▼

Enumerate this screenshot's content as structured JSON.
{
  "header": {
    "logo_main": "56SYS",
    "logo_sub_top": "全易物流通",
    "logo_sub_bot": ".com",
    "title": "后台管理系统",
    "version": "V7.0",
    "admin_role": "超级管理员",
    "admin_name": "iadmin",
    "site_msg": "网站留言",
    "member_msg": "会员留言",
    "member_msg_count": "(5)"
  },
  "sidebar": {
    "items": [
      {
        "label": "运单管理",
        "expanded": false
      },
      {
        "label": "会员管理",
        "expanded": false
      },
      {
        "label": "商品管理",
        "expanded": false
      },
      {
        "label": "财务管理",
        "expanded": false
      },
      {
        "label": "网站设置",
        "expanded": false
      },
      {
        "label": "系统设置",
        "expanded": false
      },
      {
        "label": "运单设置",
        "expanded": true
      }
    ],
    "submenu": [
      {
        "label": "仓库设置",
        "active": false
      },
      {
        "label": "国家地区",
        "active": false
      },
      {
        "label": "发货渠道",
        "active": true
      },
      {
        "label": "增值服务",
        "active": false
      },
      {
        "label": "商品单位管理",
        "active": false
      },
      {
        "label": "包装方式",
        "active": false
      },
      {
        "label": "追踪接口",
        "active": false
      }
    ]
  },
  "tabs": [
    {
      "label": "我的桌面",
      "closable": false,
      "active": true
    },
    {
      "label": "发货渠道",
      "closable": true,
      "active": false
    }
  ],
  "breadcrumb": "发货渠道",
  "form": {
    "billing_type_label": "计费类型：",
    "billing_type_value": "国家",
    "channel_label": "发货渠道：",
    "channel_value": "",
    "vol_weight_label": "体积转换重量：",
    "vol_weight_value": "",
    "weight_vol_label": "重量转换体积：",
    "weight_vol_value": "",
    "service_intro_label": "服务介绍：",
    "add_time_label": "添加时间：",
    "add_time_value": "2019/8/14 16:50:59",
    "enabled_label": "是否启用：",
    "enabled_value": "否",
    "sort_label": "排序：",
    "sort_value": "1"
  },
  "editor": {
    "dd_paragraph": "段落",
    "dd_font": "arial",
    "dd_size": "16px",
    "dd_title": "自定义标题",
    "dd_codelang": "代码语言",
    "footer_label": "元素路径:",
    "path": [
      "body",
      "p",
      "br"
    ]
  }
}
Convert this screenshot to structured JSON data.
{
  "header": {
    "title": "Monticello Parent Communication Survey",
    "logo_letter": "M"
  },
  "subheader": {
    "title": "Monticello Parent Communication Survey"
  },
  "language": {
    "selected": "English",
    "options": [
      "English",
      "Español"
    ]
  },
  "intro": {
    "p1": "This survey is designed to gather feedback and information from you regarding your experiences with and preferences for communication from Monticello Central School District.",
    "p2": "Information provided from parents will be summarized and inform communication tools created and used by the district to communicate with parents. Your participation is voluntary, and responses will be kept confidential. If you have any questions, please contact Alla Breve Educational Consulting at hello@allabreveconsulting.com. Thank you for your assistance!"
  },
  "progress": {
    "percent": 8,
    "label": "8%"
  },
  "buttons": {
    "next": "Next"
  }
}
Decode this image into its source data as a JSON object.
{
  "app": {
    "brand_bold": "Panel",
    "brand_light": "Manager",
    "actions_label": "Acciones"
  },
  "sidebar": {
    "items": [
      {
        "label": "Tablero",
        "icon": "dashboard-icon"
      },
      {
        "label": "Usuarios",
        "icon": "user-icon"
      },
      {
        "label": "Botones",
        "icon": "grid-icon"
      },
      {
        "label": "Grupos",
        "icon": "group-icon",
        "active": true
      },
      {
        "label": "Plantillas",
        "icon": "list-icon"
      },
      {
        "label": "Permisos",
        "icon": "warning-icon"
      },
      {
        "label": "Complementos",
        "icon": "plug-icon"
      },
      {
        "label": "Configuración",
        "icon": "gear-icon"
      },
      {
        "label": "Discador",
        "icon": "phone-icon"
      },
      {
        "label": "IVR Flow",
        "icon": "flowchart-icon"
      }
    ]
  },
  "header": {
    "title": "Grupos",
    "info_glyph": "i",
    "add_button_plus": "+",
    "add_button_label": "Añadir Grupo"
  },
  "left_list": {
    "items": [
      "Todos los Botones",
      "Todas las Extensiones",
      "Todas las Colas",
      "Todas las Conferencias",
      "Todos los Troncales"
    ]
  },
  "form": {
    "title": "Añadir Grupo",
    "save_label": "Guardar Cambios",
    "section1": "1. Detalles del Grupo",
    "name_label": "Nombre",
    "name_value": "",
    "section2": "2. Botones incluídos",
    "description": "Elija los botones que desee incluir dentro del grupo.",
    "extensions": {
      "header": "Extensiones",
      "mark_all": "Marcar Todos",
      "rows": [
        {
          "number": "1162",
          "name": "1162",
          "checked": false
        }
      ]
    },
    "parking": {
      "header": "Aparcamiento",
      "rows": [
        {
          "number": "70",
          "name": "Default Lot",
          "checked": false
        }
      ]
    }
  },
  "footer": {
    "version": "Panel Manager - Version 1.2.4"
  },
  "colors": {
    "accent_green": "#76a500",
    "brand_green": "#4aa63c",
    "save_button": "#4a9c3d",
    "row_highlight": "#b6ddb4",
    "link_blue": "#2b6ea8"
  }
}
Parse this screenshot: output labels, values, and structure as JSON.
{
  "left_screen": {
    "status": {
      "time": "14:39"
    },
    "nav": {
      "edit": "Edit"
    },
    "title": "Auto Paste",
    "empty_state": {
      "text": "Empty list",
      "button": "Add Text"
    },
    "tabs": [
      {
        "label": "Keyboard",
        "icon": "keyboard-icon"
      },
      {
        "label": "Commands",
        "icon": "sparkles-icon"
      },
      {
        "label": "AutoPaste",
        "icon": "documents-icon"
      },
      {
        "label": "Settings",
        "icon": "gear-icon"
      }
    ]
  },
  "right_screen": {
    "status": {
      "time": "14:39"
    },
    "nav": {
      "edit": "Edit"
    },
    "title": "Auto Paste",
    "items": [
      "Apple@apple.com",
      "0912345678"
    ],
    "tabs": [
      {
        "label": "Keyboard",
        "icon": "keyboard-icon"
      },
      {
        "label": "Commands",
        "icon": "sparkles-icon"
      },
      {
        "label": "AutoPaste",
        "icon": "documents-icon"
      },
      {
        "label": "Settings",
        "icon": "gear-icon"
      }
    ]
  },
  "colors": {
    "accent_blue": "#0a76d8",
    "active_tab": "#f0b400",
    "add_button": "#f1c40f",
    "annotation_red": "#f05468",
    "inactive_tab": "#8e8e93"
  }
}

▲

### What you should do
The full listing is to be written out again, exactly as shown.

### Response to the exercise
Enumerate this screenshot's content as structured JSON.
{
  "header": {
    "logo_main": "56SYS",
    "logo_sub_top": "全易物流通",
    "logo_sub_bot": ".com",
    "title": "后台管理系统",
    "version": "V7.0",
    "admin_role": "超级管理员",
    "admin_name": "iadmin",
    "site_msg": "网站留言",
    "member_msg": "会员留言",
    "member_msg_count": "(5)"
  },
  "sidebar": {
    "items": [
      {
        "label": "运单管理",
        "expanded": false
      },
      {
        "label": "会员管理",
        "expanded": false
      },
      {
        "label": "商品管理",
        "expanded": false
      },
      {
        "label": "财务管理",
        "expanded": false
      },
      {
        "label": "网站设置",
        "expanded": false
      },
      {
        "label": "系统设置",
        "expanded": false
      },
      {
        "label": "运单设置",
        "expanded": true
      }
    ],
    "submenu": [
      {
        "label": "仓库设置",
        "active": false
      },
      {
        "label": "国家地区",
        "active": false
      },
      {
        "label": "发货渠道",
        "active": true
      },
      {
        "label": "增值服务",
        "active": false
      },
      {
        "label": "商品单位管理",
        "active": false
      },
      {
        "label": "包装方式",
        "active": false
      },
      {
        "label": "追踪接口",
        "active": false
      }
    ]
  },
  "tabs": [
    {
      "label": "我的桌面",
      "closable": false,
      "active": true
    },
    {
      "label": "发货渠道",
      "closable": true,
      "active": false
    }
  ],
  "breadcrumb": "发货渠道",
  "form": {
    "billing_type_label": "计费类型：",
    "billing_type_value": "国家",
    "channel_label": "发货渠道：",
    "channel_value": "",
    "vol_weight_label": "体积转换重量：",
    "vol_weight_value": "",
    "weight_vol_label": "重量转换体积：",
    "weight_vol_value": "",
    "service_intro_label": "服务介绍：",
    "add_time_label": "添加时间：",
    "add_time_value": "2019/8/14 16:50:59",
    "enabled_label": "是否启用：",
    "enabled_value": "否",
    "sort_label": "排序：",
    "sort_value": "1"
  },
  "editor": {
    "dd_paragraph": "段落",
    "dd_font": "arial",
    "dd_size": "16px",
    "dd_title": "自定义标题",
    "dd_codelang": "代码语言",
    "footer_label": "元素路径:",
    "path": [
      "body",
      "p",
      "br"
    ]
  }
}
Convert this screenshot to structured JSON data.
{
  "header": {
    "title": "Monticello Parent Communication Survey",
    "logo_letter": "M"
  },
  "subheader": {
    "title": "Monticello Parent Communication Survey"
  },
  "language": {
    "selected": "English",
    "options": [
      "English",
      "Español"
    ]
  },
  "intro": {
    "p1": "This survey is designed to gather feedback and information from you regarding your experiences with and preferences for communication from Monticello Central School District.",
    "p2": "Information provided from parents will be summarized and inform communication tools created and used by the district to communicate with parents. Your participation is voluntary, and responses will be kept confidential. If you have any questions, please contact Alla Breve Educational Consulting at hello@allabreveconsulting.com. Thank you for your assistance!"
  },
  "progress": {
    "percent": 8,
    "label": "8%"
  },
  "buttons": {
    "next": "Next"
  }
}
Decode this image into its source data as a JSON object.
{
  "app": {
    "brand_bold": "Panel",
    "brand_light": "Manager",
    "actions_label": "Acciones"
  },
  "sidebar": {
    "items": [
      {
        "label": "Tablero",
        "icon": "dashboard-icon"
      },
      {
        "label": "Usuarios",
        "icon": "user-icon"
      },
      {
        "label": "Botones",
        "icon": "grid-icon"
      },
      {
        "label": "Grupos",
        "icon": "group-icon",
        "active": true
      },
      {
        "label": "Plantillas",
        "icon": "list-icon"
      },
      {
        "label": "Permisos",
        "icon": "warning-icon"
      },
      {
        "label": "Complementos",
        "icon": "plug-icon"
      },
      {
        "label": "Configuración",
        "icon": "gear-icon"
      },
      {
        "label": "Discador",
        "icon": "phone-icon"
      },
      {
        "label": "IVR Flow",
        "icon": "flowchart-icon"
      }
    ]
  },
  "header": {
    "title": "Grupos",
    "info_glyph": "i",
    "add_button_plus": "+",
    "add_button_label": "Añadir Grupo"
  },
  "left_list": {
    "items": [
      "Todos los Botones",
      "Todas las Extensiones",
      "Todas las Colas",
      "Todas las Conferencias",
      "Todos los Troncales"
    ]
  },
  "form": {
    "title": "Añadir Grupo",
    "save_label": "Guardar Cambios",
    "section1": "1. Detalles del Grupo",
    "name_label": "Nombre",
    "name_value": "",
    "section2": "2. Botones incluídos",
    "description": "Elija los botones que desee incluir dentro del grupo.",
    "extensions": {
      "header": "Extensiones",
      "mark_all": "Marcar Todos",
      "rows": [
        {
          "number": "1162",
          "name": "1162",
          "checked": false
        }
      ]
    },
    "parking": {
      "header": "Aparcamiento",
      "rows": [
        {
          "number": "70",
          "name": "Default Lot",
          "checked": false
        }
      ]
    }
  },
  "footer": {
    "version": "Panel Manager - Version 1.2.4"
  },
  "colors": {
    "accent_green": "#76a500",
    "brand_green": "#4aa63c",
    "save_button": "#4a9c3d",
    "row_highlight": "#b6ddb4",
    "link_blue": "#2b6ea8"
  }
}
Parse this screenshot: output labels, values, and structure as JSON.
{
  "left_screen": {
    "status": {
      "time": "14:39"
    },
    "nav": {
      "edit": "Edit"
    },
    "title": "Auto Paste",
    "empty_state": {
      "text": "Empty list",
      "button": "Add Text"
    },
    "tabs": [
      {
        "label": "Keyboard",
        "icon": "keyboard-icon"
      },
      {
        "label": "Commands",
        "icon": "sparkles-icon"
      },
      {
        "label": "AutoPaste",
        "icon": "documents-icon"
      },
      {
        "label": "Settings",
        "icon": "gear-icon"
      }
    ]
  },
  "right_screen": {
    "status": {
      "time": "14:39"
    },
    "nav": {
      "edit": "Edit"
    },
    "title": "Auto Paste",
    "items": [
      "Apple@apple.com",
      "0912345678"
    ],
    "tabs": [
      {
        "label": "Keyboard",
        "icon": "keyboard-icon"
      },
      {
        "label": "Commands",
        "icon": "sparkles-icon"
      },
      {
        "label": "AutoPaste",
        "icon": "documents-icon"
      },
      {
        "label": "Settings",
        "icon": "gear-icon"
      }
    ]
  },
  "colors": {
    "accent_blue": "#0a76d8",
    "active_tab": "#f0b400",
    "add_button": "#f1c40f",
    "annotation_red": "#f05468",
    "inactive_tab": "#8e8e93"
  }
}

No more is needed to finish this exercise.